**What you need to do**.
Check every line of the data below for the string "Reverse", and copy the ones that hold it.

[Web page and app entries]
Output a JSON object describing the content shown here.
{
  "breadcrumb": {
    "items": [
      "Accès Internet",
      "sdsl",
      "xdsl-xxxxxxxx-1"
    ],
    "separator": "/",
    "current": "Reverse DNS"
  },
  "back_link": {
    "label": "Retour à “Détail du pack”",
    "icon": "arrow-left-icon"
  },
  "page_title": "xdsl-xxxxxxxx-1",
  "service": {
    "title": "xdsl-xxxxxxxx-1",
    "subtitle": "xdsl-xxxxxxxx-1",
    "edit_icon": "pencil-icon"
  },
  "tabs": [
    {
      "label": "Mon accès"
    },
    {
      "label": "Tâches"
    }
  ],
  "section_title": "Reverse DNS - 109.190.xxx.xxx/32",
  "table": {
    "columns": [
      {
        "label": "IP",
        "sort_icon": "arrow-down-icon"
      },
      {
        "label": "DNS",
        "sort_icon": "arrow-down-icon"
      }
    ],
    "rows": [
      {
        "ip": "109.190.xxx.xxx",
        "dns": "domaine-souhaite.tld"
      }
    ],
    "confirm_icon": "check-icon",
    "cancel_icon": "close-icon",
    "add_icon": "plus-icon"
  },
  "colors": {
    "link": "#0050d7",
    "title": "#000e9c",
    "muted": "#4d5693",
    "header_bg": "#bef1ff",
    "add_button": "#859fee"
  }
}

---

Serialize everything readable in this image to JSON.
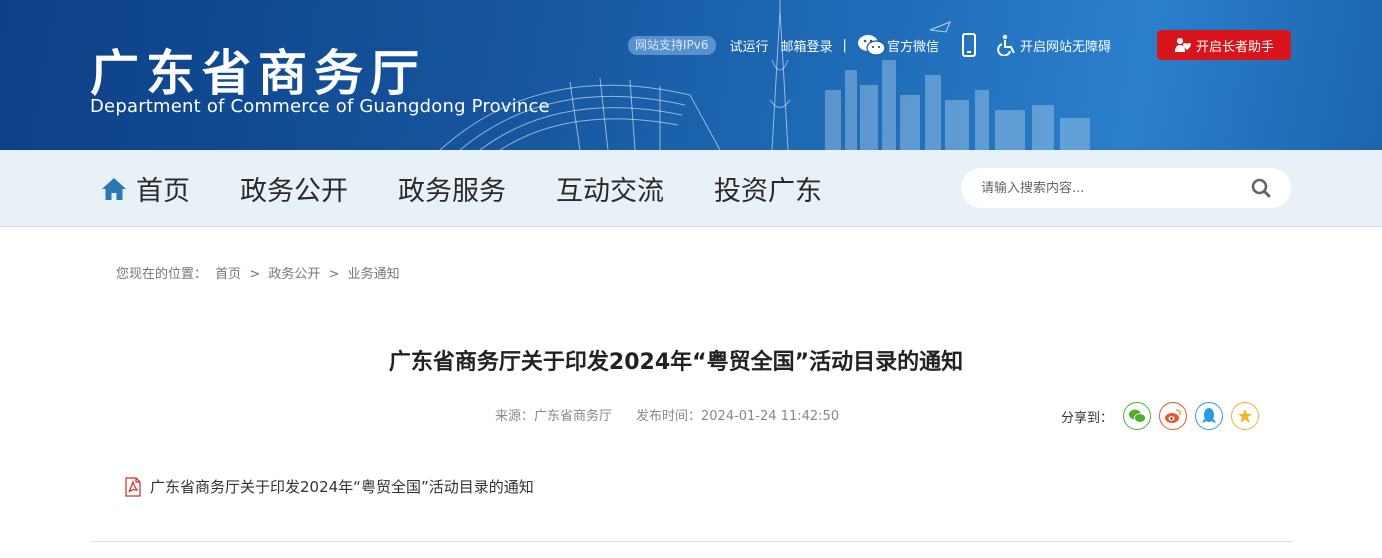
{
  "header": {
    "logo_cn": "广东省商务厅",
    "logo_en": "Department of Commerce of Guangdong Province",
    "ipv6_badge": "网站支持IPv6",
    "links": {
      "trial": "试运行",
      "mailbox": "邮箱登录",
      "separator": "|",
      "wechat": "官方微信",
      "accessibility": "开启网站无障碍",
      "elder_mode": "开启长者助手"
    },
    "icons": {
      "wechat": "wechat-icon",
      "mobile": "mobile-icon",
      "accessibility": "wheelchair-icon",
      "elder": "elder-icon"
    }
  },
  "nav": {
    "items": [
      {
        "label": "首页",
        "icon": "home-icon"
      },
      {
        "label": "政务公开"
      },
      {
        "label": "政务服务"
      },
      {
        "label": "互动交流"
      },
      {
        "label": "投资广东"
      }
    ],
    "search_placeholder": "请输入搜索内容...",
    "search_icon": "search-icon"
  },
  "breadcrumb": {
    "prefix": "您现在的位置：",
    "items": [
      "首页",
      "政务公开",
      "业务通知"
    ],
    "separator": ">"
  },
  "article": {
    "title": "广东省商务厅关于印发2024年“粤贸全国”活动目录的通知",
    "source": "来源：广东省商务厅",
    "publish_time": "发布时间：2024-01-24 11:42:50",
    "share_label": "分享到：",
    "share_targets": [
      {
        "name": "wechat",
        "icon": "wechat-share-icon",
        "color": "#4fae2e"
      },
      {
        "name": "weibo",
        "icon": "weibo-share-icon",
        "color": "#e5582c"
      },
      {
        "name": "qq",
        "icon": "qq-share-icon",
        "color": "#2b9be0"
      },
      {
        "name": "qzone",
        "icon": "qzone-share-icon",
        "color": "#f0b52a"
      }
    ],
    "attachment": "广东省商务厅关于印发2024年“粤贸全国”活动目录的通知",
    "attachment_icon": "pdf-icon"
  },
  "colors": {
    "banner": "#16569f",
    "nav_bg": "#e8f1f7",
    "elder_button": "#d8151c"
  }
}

**Answer to the exercise**.
    "current": "Reverse DNS"
  "section_title": "Reverse DNS - 109.190.xxx.xxx/32",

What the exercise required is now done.